Ah, but you're missing the point! If the U.S. supports "democracy" in Iran, it's hankering for an "economic occupation!"

I love that phrase.

I'm with you, but just to play devil's advocate, the moonbats will say they're for freedom, just not through war. They've never suggested an ivasion to liberate Tibet.

There are those who think if you WISH for good things like peace, and TALK about good things like peace, then you've done your duty. Actually DOING something is just way over the line.

To respond to your devil's advocate, dave: that may be true, but Iran isn't about to be invaded. How hard is it to support student demonstrators?

What Scott said, plus many of the same people are all for sending troops to Liberia (and Kofi says that even 180 years later, Liberia is still our responsibility).

First, I haven't exactly seen a huge groundswell of support for the Iranian students from conservatives across the US.

Having said that, I believe there is no possible rational justification for any US citizen to not support these Iranian protestors. They are fighting for the same basic freedoms our forefathers fought and died for. This is not some small rag-tag group ginned up by the CIA as an alternative to theocracy in Iran. It's a very real and very large group of Iranians who are tired of the shackles of dictatorial theocracy and who yearn to be free. If we turn a blind eye to their cause, there is no reason for anyone anywhere in the world to believe us when we say we want to further the cause of democracy.

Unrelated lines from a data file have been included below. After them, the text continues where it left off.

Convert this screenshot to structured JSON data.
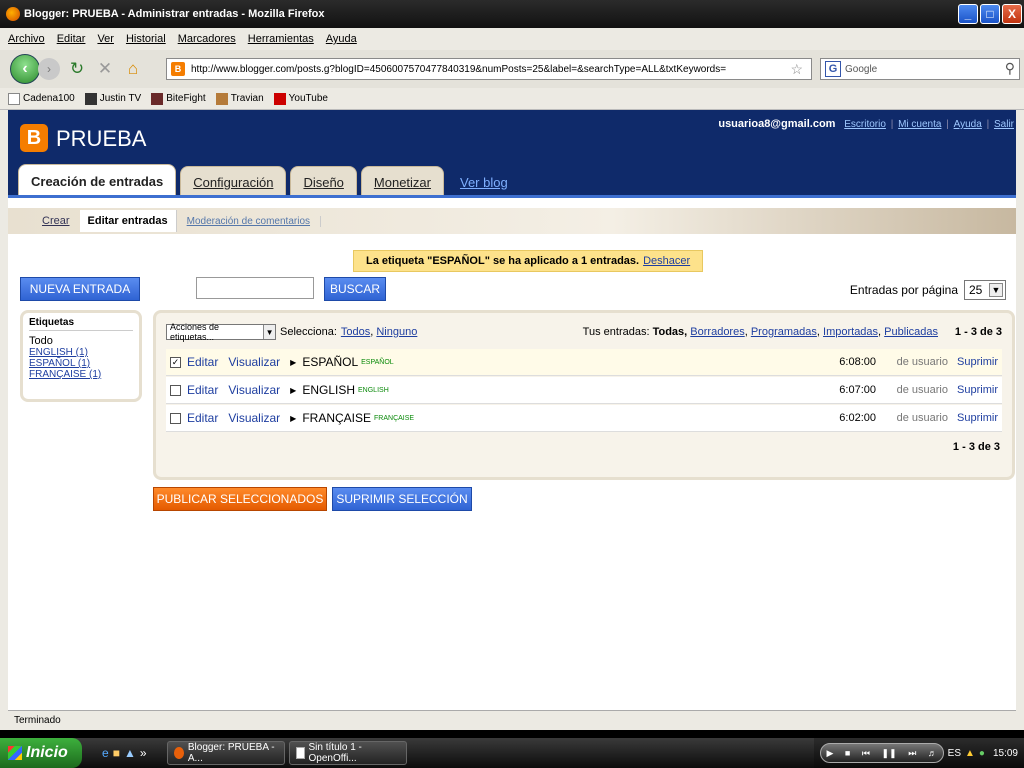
{
  "window": {
    "title": "Blogger: PRUEBA - Administrar entradas - Mozilla Firefox",
    "minimize": "_",
    "maximize": "□",
    "close": "X"
  },
  "menu": [
    "Archivo",
    "Editar",
    "Ver",
    "Historial",
    "Marcadores",
    "Herramientas",
    "Ayuda"
  ],
  "nav": {
    "url": "http://www.blogger.com/posts.g?blogID=4506007570477840319&numPosts=25&label=&searchType=ALL&txtKeywords=",
    "search_placeholder": "Google"
  },
  "bookmarks": [
    "Cadena100",
    "Justin TV",
    "BiteFight",
    "Travian",
    "YouTube"
  ],
  "blog": {
    "title": "PRUEBA",
    "user_email": "usuarioa8@gmail.com",
    "links": [
      "Escritorio",
      "Mi cuenta",
      "Ayuda",
      "Salir"
    ],
    "link_sep": "|"
  },
  "tabs": [
    "Creación de entradas",
    "Configuración",
    "Diseño",
    "Monetizar",
    "Ver blog"
  ],
  "subnav": [
    "Crear",
    "Editar entradas",
    "Moderación de comentarios"
  ],
  "notice": {
    "text": "La etiqueta \"ESPAÑOL\" se ha aplicado a 1 entradas.",
    "undo": "Deshacer"
  },
  "buttons": {
    "new_post": "NUEVA ENTRADA",
    "search": "BUSCAR",
    "publish_selected": "PUBLICAR SELECCIONADOS",
    "delete_selected": "SUPRIMIR SELECCIÓN"
  },
  "per_page": {
    "label": "Entradas por página",
    "value": "25"
  },
  "labels_box": {
    "header": "Etiquetas",
    "all": "Todo",
    "items": [
      "ENGLISH (1)",
      "ESPAÑOL (1)",
      "FRANÇAISE (1)"
    ]
  },
  "list": {
    "actions_select": "Acciones de etiquetas...",
    "select_label": "Selecciona:",
    "select_all": "Todos",
    "select_none": "Ninguno",
    "your_posts": "Tus entradas:",
    "filter_all": "Todas,",
    "filters": [
      "Borradores",
      "Programadas",
      "Importadas",
      "Publicadas"
    ],
    "count": "1 - 3 de 3",
    "edit": "Editar",
    "view": "Visualizar",
    "author": "de usuario",
    "delete": "Suprimir",
    "rows": [
      {
        "title": "ESPAÑOL",
        "label": "español",
        "time": "6:08:00",
        "checked": "✓"
      },
      {
        "title": "ENGLISH",
        "label": "english",
        "time": "6:07:00",
        "checked": ""
      },
      {
        "title": "FRANÇAISE",
        "label": "française",
        "time": "6:02:00",
        "checked": ""
      }
    ]
  },
  "statusbar": "Terminado",
  "taskbar": {
    "start": "Inicio",
    "tasks": [
      "Blogger: PRUEBA - A...",
      "Sin título 1 - OpenOffi..."
    ],
    "clock": "15:09"
  }
}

The US government is constrained regarding the volume and substance of its support for Iranian dissidents, to a degree, by larger geopolitical considerations. However, we as individual Americans are under no such constraint. Whenever individuals on the left (or the right) place their own pragmatic political concerns above the desperate and dangerous struggle of Iranians who simply want to be free from tyranny, they deserve merciless castigation.

Conservatives should not allow themselves to take on an air of smugness over this issue. It's a fact that they strongly supported numerous despotic regimes in the past when they were deemed to be "friendly" to the US.

The Soviet Union is gone, and there is no longer a great red threat for us to use as justification for supporting horrible regimes merely because they claim to be on our side. The world is watching to see if our deeds regarding democratic institutions and the rule of law will match our words. A lack of courage in that regard now would have the potential to bring us a very bitter harvest of hostility and intransigent world conflict in the future.

Besides the huge groundswell of support by conservative bloggers, you mean?